* Problem *
Check every line of the entries that follow, and copy the ones containing "data".
******************************
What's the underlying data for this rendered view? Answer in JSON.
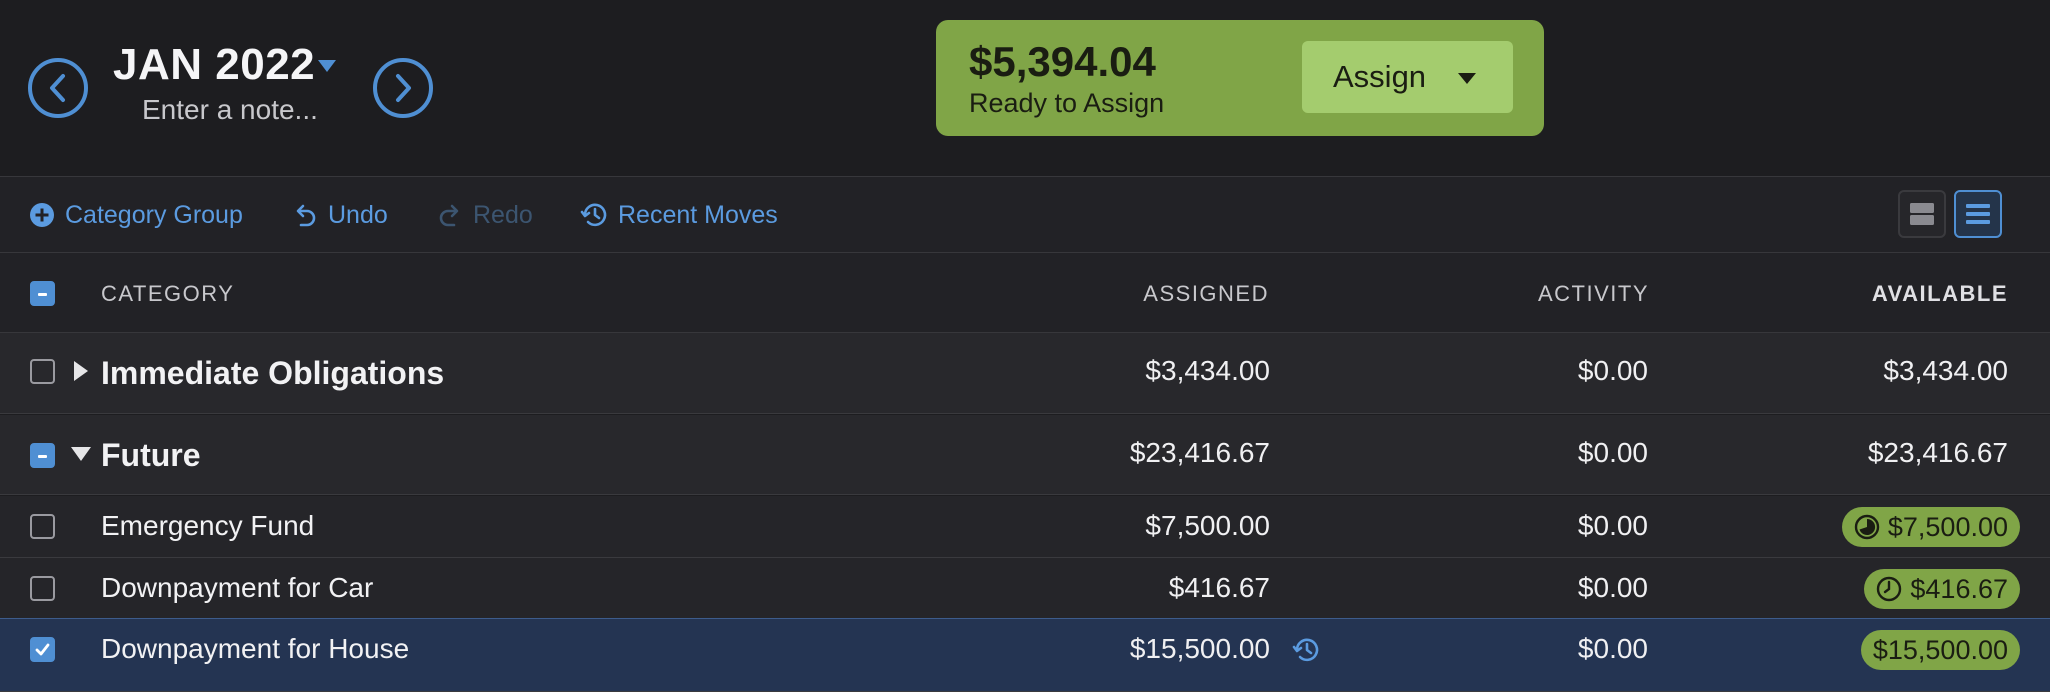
{
  "header": {
    "month": "JAN 2022",
    "note_placeholder": "Enter a note...",
    "ready_amount": "$5,394.04",
    "ready_label": "Ready to Assign",
    "assign_label": "Assign"
  },
  "toolbar": {
    "category_group": "Category Group",
    "undo": "Undo",
    "redo": "Redo",
    "recent_moves": "Recent Moves"
  },
  "table": {
    "headers": {
      "category": "CATEGORY",
      "assigned": "ASSIGNED",
      "activity": "ACTIVITY",
      "available": "AVAILABLE"
    },
    "rows": [
      {
        "name": "Immediate Obligations",
        "assigned": "$3,434.00",
        "activity": "$0.00",
        "available": "$3,434.00"
      },
      {
        "name": "Future",
        "assigned": "$23,416.67",
        "activity": "$0.00",
        "available": "$23,416.67"
      },
      {
        "name": "Emergency Fund",
        "assigned": "$7,500.00",
        "activity": "$0.00",
        "available": "$7,500.00"
      },
      {
        "name": "Downpayment for Car",
        "assigned": "$416.67",
        "activity": "$0.00",
        "available": "$416.67"
      },
      {
        "name": "Downpayment for House",
        "assigned": "$15,500.00",
        "activity": "$0.00",
        "available": "$15,500.00"
      }
    ]
  },
  "colors": {
    "accent": "#4f8fd3",
    "funded": "#80a547",
    "background": "#1d1d20",
    "selected_row": "#243452"
  },
  "icons": {
    "prev_month": "chevron-left-icon",
    "next_month": "chevron-right-icon",
    "add": "plus-circle-icon",
    "undo": "undo-icon",
    "redo": "redo-icon",
    "recent": "history-icon",
    "goal_progress": "pie-progress-icon",
    "goal_clock": "clock-icon"
  }
}
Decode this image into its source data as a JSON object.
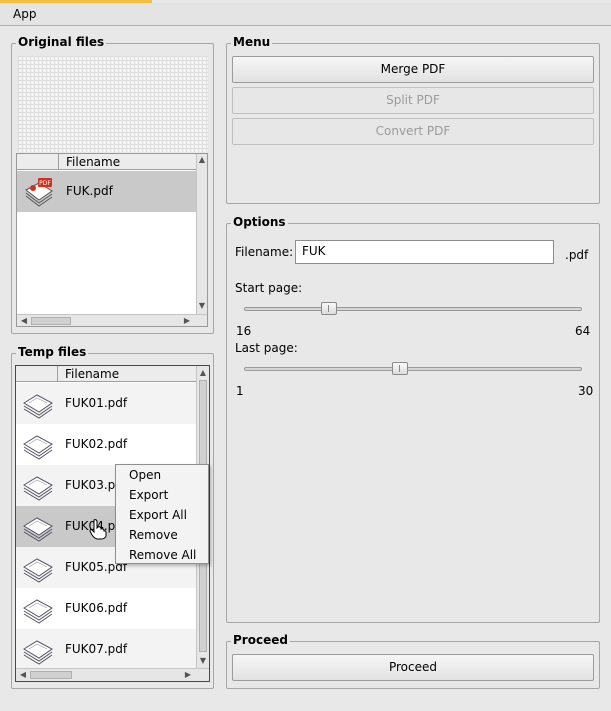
{
  "menubar": {
    "app_label": "App"
  },
  "original_files": {
    "title": "Original files",
    "header": "Filename",
    "rows": [
      {
        "filename": "FUK.pdf",
        "icon": "pdf-file-icon"
      }
    ]
  },
  "temp_files": {
    "title": "Temp files",
    "header": "Filename",
    "rows": [
      {
        "filename": "FUK01.pdf",
        "icon": "page-stack-icon"
      },
      {
        "filename": "FUK02.pdf",
        "icon": "page-stack-icon"
      },
      {
        "filename": "FUK03.pdf",
        "icon": "page-stack-icon"
      },
      {
        "filename": "FUK04.pdf",
        "icon": "page-stack-icon"
      },
      {
        "filename": "FUK05.pdf",
        "icon": "page-stack-icon"
      },
      {
        "filename": "FUK06.pdf",
        "icon": "page-stack-icon"
      },
      {
        "filename": "FUK07.pdf",
        "icon": "page-stack-icon"
      }
    ],
    "selected_index": 3
  },
  "context_menu": {
    "items": [
      "Open",
      "Export",
      "Export All",
      "Remove",
      "Remove All"
    ]
  },
  "menu": {
    "title": "Menu",
    "merge_label": "Merge PDF",
    "split_label": "Split PDF",
    "convert_label": "Convert PDF"
  },
  "options": {
    "title": "Options",
    "filename_label": "Filename:",
    "filename_value": "FUK",
    "extension": ".pdf",
    "start_page": {
      "label": "Start page:",
      "min_label": "16",
      "max_label": "64",
      "fraction": 0.24
    },
    "last_page": {
      "label": "Last page:",
      "min_label": "1",
      "max_label": "30",
      "fraction": 0.46
    }
  },
  "proceed": {
    "title": "Proceed",
    "button_label": "Proceed"
  }
}
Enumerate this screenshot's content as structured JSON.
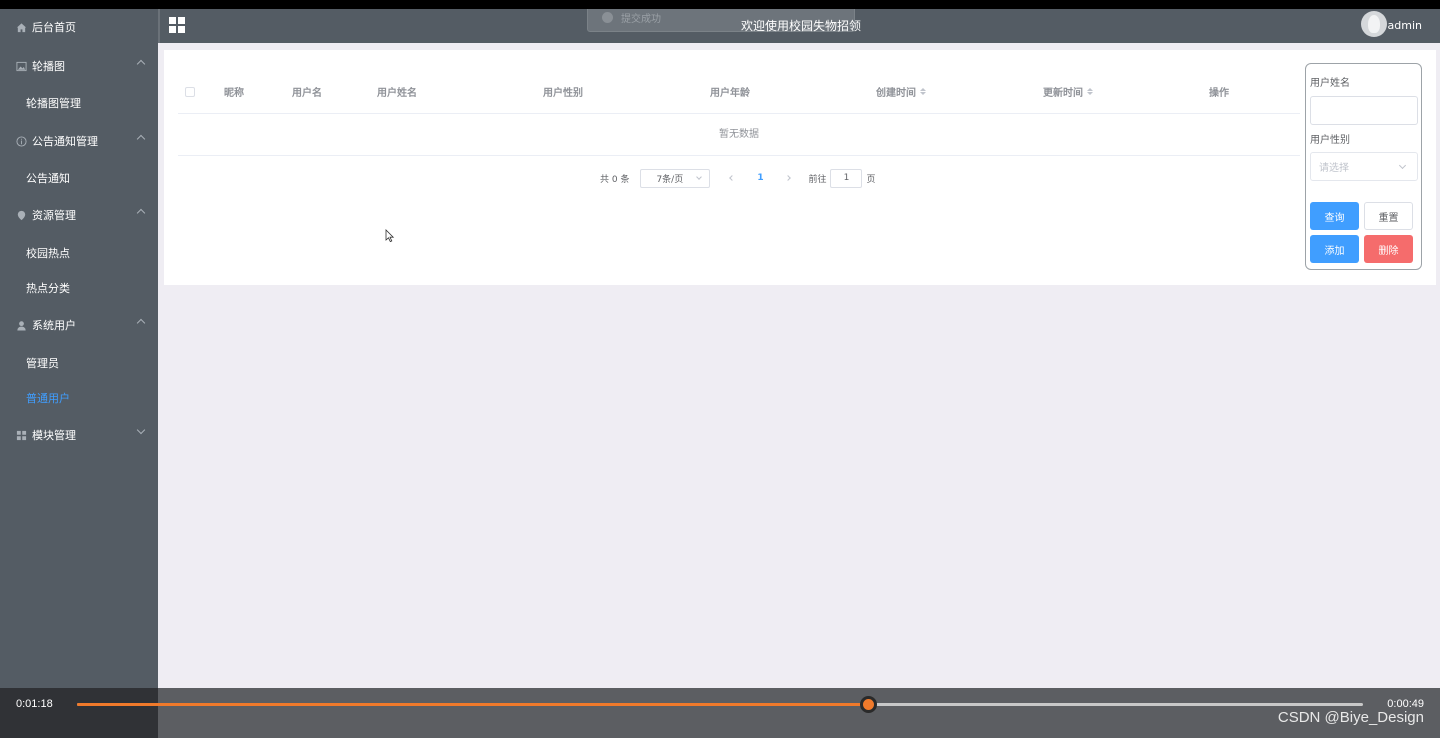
{
  "topbar": {
    "title": "欢迎使用校园失物招领",
    "toast": "提交成功",
    "username": "admin"
  },
  "sidebar": {
    "items": [
      {
        "label": "后台首页",
        "icon": "home-icon",
        "expandable": false
      },
      {
        "label": "轮播图",
        "icon": "picture-icon",
        "expandable": true,
        "expanded": true,
        "children": [
          {
            "label": "轮播图管理"
          }
        ]
      },
      {
        "label": "公告通知管理",
        "icon": "info-icon",
        "expandable": true,
        "expanded": true,
        "children": [
          {
            "label": "公告通知"
          }
        ]
      },
      {
        "label": "资源管理",
        "icon": "location-icon",
        "expandable": true,
        "expanded": true,
        "children": [
          {
            "label": "校园热点"
          },
          {
            "label": "热点分类"
          }
        ]
      },
      {
        "label": "系统用户",
        "icon": "user-icon",
        "expandable": true,
        "expanded": true,
        "children": [
          {
            "label": "管理员"
          },
          {
            "label": "普通用户",
            "active": true
          }
        ]
      },
      {
        "label": "模块管理",
        "icon": "grid-icon",
        "expandable": true,
        "expanded": false
      }
    ],
    "active_color": "#409eff"
  },
  "table": {
    "columns": [
      {
        "label": "昵称",
        "sortable": false
      },
      {
        "label": "用户名",
        "sortable": false
      },
      {
        "label": "用户姓名",
        "sortable": false
      },
      {
        "label": "用户性别",
        "sortable": false
      },
      {
        "label": "用户年龄",
        "sortable": false
      },
      {
        "label": "创建时间",
        "sortable": true
      },
      {
        "label": "更新时间",
        "sortable": true
      },
      {
        "label": "操作",
        "sortable": false
      }
    ],
    "empty_text": "暂无数据"
  },
  "pagination": {
    "total": "共 0 条",
    "page_size": "7条/页",
    "current_page": "1",
    "goto_prefix": "前往",
    "goto_value": "1",
    "goto_suffix": "页"
  },
  "search_panel": {
    "name_label": "用户姓名",
    "name_value": "",
    "gender_label": "用户性别",
    "gender_placeholder": "请选择",
    "query_button": "查询",
    "reset_button": "重置",
    "add_button": "添加",
    "delete_button": "删除"
  },
  "video": {
    "elapsed": "0:01:18",
    "remaining": "0:00:49",
    "progress": 0.615,
    "watermark": "CSDN @Biye_Design",
    "accent": "#f07a2b"
  }
}
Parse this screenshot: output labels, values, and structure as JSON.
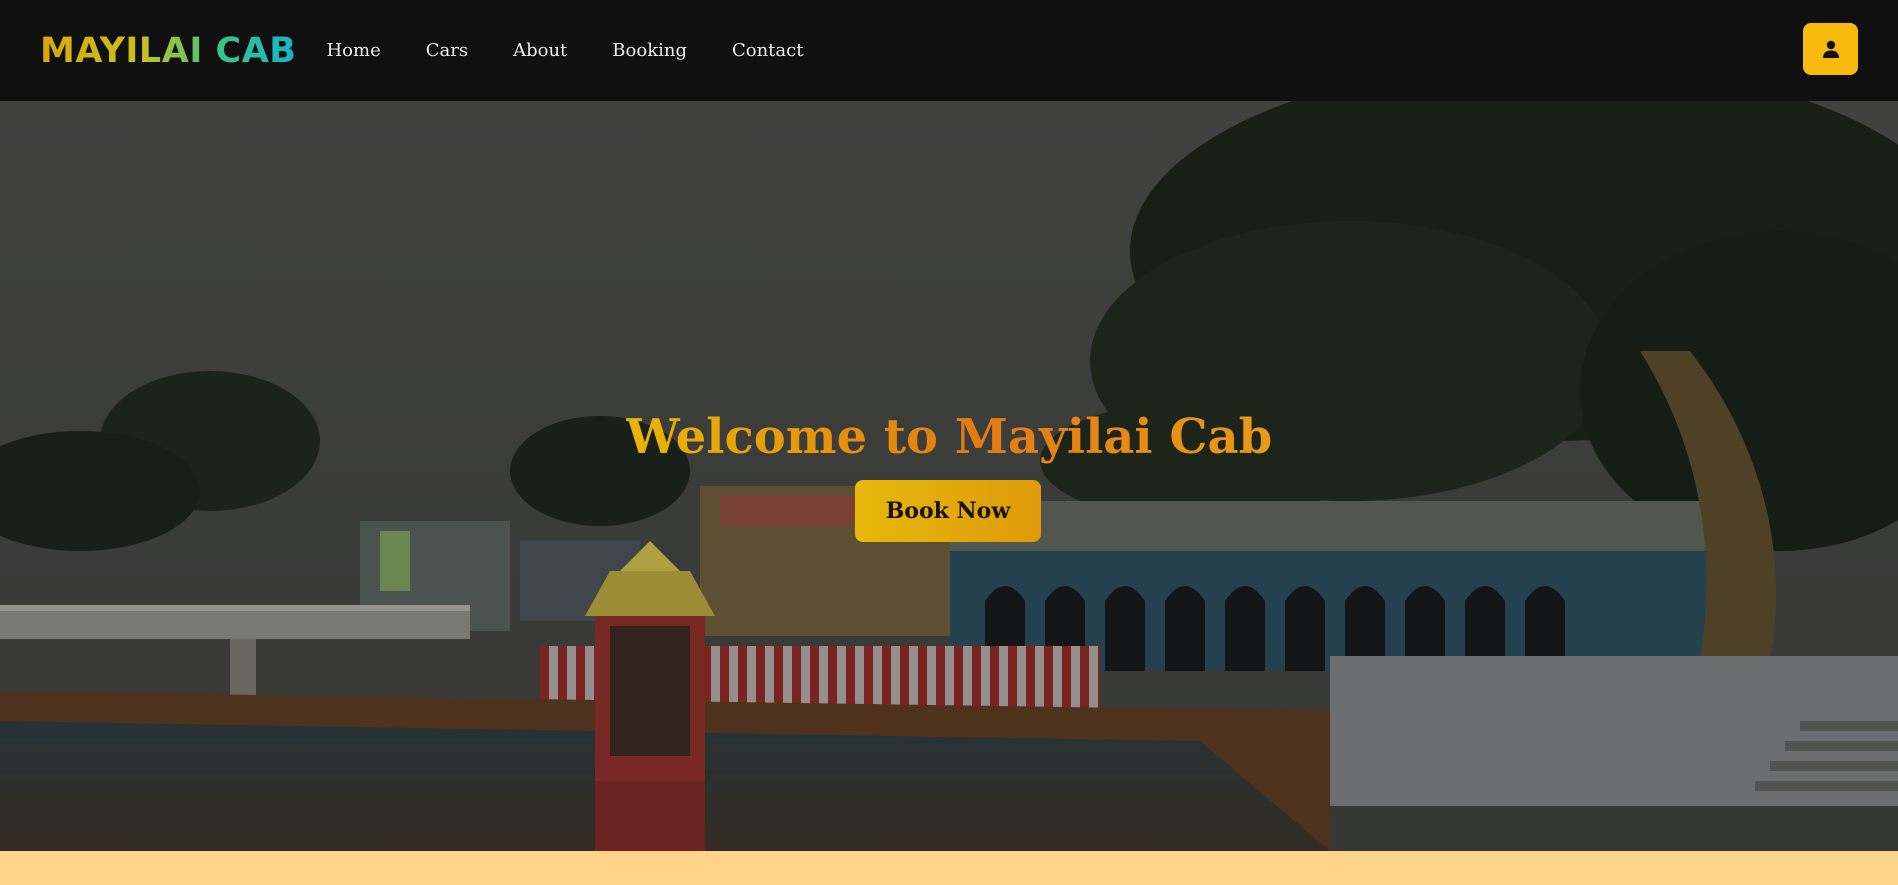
{
  "brand": {
    "logo_text": "MAYILAI CAB"
  },
  "nav": {
    "items": [
      {
        "label": "Home"
      },
      {
        "label": "Cars"
      },
      {
        "label": "About"
      },
      {
        "label": "Booking"
      },
      {
        "label": "Contact"
      }
    ],
    "user_icon": "user-icon"
  },
  "hero": {
    "title": "Welcome to Mayilai Cab",
    "cta_label": "Book Now",
    "background_image": "temple tank with gopuram, arcade and banyan tree (darkened)"
  },
  "colors": {
    "navbar_bg": "#101010",
    "accent": "#f6bb0c",
    "footer_strip": "#ffd48a"
  }
}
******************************
* Solution *
What's the underlying data for this rendered view? Answer in JSON.
Decode this image into its source data as a JSON object.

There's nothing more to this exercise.